* Problem statement
Copy, from the entries below, each line where the word "들어와도" can be found.

[Data records for software interfaces]
==========

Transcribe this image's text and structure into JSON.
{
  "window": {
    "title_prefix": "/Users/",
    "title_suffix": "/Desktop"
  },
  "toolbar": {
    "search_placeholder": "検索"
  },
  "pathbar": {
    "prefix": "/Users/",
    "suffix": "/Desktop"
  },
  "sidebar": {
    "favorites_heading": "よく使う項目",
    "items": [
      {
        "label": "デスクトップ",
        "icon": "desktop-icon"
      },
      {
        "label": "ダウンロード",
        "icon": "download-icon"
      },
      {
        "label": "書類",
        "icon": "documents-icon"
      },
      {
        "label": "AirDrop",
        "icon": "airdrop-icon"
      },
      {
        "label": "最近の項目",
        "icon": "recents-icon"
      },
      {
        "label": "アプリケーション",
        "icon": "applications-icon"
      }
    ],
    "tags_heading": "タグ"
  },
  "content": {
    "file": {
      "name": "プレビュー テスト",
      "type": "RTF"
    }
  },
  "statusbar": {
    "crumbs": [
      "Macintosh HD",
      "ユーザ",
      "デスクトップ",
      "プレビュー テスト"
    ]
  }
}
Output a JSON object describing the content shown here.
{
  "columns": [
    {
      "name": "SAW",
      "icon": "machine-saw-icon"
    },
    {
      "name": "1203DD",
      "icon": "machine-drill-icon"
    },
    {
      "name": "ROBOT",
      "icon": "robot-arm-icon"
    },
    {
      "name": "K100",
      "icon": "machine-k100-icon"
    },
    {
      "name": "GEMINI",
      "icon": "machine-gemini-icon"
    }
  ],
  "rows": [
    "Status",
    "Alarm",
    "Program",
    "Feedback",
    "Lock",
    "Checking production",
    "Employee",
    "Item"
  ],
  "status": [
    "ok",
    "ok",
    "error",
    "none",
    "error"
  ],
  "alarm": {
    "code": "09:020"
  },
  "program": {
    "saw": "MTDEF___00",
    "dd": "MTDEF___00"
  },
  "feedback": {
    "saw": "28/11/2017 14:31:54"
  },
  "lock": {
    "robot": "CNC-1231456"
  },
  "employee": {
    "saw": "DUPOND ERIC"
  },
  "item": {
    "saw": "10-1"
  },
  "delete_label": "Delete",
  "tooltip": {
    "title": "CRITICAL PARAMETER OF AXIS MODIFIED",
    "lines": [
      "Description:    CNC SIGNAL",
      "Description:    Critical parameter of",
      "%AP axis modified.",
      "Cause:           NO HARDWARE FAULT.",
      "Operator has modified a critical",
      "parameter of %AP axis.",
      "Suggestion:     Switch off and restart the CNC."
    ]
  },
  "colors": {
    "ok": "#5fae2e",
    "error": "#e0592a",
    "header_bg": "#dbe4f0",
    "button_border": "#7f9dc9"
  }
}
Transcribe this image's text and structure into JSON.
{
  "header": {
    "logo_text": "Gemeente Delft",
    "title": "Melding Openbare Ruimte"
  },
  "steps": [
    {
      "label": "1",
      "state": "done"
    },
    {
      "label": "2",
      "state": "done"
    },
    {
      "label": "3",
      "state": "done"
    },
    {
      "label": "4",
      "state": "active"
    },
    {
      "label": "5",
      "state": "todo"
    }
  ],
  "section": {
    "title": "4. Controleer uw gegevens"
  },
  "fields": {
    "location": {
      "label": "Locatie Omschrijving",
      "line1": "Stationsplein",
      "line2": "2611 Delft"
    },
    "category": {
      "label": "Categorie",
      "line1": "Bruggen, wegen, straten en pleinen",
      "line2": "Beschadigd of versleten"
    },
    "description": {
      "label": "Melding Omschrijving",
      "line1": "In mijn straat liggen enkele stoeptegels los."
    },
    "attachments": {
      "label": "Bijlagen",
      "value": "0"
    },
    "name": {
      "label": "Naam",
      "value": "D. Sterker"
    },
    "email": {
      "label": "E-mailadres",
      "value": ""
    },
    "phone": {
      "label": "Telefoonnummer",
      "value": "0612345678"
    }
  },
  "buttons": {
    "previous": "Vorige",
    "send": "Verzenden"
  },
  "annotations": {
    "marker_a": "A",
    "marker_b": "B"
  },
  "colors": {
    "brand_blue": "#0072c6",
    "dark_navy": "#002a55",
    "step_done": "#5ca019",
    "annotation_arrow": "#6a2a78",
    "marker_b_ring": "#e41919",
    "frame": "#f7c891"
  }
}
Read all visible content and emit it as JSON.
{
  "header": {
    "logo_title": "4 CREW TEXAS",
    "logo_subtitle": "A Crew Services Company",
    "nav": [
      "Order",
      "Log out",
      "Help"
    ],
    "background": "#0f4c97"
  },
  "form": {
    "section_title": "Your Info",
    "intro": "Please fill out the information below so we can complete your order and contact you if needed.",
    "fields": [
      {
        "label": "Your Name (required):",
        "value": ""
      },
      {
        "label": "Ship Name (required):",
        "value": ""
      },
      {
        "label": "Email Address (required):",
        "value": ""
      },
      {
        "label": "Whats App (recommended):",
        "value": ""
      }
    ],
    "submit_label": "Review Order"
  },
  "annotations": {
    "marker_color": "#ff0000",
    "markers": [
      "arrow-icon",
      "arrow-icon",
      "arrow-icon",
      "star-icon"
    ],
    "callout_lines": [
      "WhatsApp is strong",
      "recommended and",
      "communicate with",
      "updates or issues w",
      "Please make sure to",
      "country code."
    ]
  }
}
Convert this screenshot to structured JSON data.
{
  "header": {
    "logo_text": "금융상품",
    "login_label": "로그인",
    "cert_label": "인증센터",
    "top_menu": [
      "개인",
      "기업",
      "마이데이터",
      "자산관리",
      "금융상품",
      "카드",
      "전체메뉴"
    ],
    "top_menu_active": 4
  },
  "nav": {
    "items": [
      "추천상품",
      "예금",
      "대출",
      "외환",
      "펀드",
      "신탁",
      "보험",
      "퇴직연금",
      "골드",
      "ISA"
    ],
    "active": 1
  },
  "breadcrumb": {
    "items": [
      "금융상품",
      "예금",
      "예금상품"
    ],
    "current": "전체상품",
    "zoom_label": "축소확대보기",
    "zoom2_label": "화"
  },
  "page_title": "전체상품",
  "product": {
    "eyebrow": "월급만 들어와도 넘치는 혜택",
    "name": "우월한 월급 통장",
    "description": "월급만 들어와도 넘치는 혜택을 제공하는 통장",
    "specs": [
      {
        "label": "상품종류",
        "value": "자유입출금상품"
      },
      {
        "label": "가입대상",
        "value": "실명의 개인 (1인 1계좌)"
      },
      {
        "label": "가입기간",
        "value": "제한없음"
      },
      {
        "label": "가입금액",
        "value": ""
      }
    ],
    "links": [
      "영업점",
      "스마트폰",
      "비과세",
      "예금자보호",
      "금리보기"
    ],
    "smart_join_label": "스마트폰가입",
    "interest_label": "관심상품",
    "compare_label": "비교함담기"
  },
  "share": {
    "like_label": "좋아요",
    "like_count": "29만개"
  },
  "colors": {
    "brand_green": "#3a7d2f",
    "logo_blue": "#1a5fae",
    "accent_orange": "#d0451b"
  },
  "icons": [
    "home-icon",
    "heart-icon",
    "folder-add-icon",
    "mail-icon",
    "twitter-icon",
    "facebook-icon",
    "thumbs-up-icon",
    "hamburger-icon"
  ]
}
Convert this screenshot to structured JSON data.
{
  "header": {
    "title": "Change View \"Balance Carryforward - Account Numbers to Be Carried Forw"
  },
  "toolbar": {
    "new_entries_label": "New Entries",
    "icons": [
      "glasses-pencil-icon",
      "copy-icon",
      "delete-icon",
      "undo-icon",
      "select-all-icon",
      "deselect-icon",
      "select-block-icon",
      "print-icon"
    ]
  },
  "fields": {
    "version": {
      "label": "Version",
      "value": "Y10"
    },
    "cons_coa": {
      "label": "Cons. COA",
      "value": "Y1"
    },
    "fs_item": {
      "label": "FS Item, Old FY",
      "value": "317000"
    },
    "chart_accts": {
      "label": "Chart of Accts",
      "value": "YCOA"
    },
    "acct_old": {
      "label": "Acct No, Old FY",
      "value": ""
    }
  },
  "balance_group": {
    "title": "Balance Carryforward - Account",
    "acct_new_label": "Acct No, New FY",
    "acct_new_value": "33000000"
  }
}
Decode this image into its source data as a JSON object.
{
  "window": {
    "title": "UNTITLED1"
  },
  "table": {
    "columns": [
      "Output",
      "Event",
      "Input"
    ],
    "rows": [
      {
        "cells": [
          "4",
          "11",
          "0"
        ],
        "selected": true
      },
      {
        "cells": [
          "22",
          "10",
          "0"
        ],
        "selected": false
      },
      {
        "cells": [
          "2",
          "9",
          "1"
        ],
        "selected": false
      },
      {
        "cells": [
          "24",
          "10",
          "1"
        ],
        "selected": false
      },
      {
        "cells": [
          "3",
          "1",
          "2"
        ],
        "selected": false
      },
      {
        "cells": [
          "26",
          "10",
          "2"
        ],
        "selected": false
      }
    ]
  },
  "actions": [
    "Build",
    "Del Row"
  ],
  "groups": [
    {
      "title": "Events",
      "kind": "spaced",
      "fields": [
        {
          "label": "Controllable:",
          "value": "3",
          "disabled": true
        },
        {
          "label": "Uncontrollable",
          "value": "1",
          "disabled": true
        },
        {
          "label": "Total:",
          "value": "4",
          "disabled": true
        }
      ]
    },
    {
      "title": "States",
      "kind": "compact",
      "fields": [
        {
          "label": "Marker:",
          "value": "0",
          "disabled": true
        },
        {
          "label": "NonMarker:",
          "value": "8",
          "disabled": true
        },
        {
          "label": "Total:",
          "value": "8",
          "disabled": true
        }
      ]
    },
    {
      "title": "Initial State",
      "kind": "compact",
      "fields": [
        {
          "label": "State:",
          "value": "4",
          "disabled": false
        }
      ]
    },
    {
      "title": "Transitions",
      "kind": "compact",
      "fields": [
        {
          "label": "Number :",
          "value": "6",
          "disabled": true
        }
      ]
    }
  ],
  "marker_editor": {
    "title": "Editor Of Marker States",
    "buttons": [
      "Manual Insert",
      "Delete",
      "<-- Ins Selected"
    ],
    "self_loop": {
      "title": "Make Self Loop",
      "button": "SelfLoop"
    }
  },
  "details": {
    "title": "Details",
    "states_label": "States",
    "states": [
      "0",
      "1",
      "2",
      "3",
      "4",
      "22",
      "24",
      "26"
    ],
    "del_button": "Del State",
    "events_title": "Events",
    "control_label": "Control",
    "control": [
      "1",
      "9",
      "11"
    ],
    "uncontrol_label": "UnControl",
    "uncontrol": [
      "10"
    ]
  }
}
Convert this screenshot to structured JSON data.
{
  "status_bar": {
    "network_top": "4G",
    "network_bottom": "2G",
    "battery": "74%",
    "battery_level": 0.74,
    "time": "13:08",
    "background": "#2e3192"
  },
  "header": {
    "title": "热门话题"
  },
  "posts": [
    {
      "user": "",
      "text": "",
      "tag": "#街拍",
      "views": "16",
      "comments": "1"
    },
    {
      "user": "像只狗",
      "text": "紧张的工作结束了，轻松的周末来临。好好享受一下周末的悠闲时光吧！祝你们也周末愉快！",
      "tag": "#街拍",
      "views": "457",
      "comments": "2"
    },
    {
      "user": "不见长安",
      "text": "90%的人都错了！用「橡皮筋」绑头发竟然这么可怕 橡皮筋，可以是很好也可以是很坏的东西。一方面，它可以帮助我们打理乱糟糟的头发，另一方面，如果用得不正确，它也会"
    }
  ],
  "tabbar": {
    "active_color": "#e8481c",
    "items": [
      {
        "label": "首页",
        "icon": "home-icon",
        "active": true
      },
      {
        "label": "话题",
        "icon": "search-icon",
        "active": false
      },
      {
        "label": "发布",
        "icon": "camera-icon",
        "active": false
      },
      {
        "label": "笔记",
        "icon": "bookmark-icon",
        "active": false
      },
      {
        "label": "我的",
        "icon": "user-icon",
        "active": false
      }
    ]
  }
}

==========

* Output
    "eyebrow": "월급만 들어와도 넘치는 혜택",
    "description": "월급만 들어와도 넘치는 혜택을 제공하는 통장",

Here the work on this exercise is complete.